Many construction contracts – especially large ones – require the general contractor to obtain a performance bond. A performance bond assures the obligee (the owner) that it will be protected if the principal (the G.C.) fails to perform the bonded contract. The amount of protection can be as much as the “penal sum” of the bond, which is the maximum amount set forth in the bond that the surety will have to pay if the principal defaults. Typically, the penal sum of the bond is the same as the amount of the contract between the G.G. and owner.

So a performance bond is NOT an insurance policy. With insurance, the (A) policyholder pays premiums to the (B) insurance company, which will pay the policyholder if there is claim covered by the policy. It is a two party arrangement. However, with a performance bond, the (A) G.C. (principal) pays a one-time premium to the (B) surety, which will pay for certain work if there is default by the GC, thereby protecting the (C) obligee (owner). This is a three party arrangement.

The surety’s liability under the performance bond may arise in two ways. First (and most often), the owner declares that the principal is in default under the terms of the construction contract. Second, the principal can declare itself in default of the contract. (More on this second point in another post.)

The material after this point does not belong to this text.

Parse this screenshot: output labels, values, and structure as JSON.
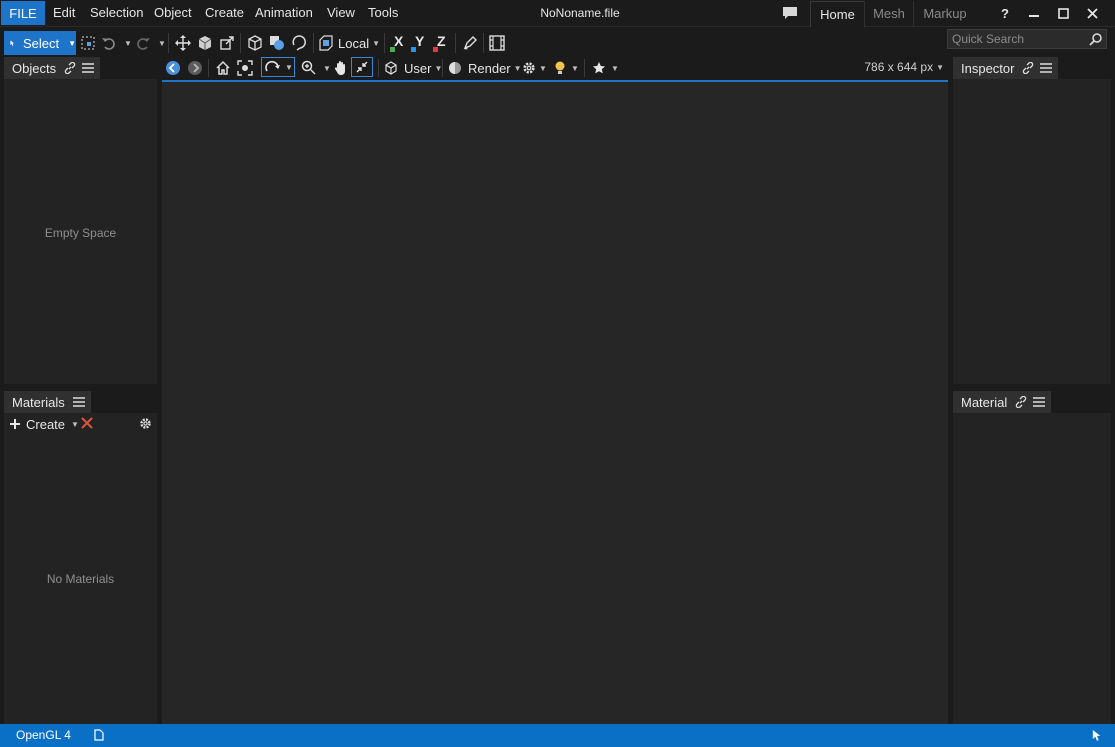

Quite often, owners incorrectly believe that once a contractor defaults, all the owner must do is notify the surety, and the surety will then complete the project. However, the performance bond does not require the surety to ensure that the project is completed. Instead, the performance bond only requires that the penal sum of the bond be made available to pay the cost to complete that portion of the project the cost of which exceeds the remaining contract balance being held by the owner. For example, on a $1,000,000 project, with a performance bond for $1,000,000, if the G.C. defaults after the owner has paid it $700,000, and the cost to complete the project is $450,000, the surety is only responsible for paying $150,000.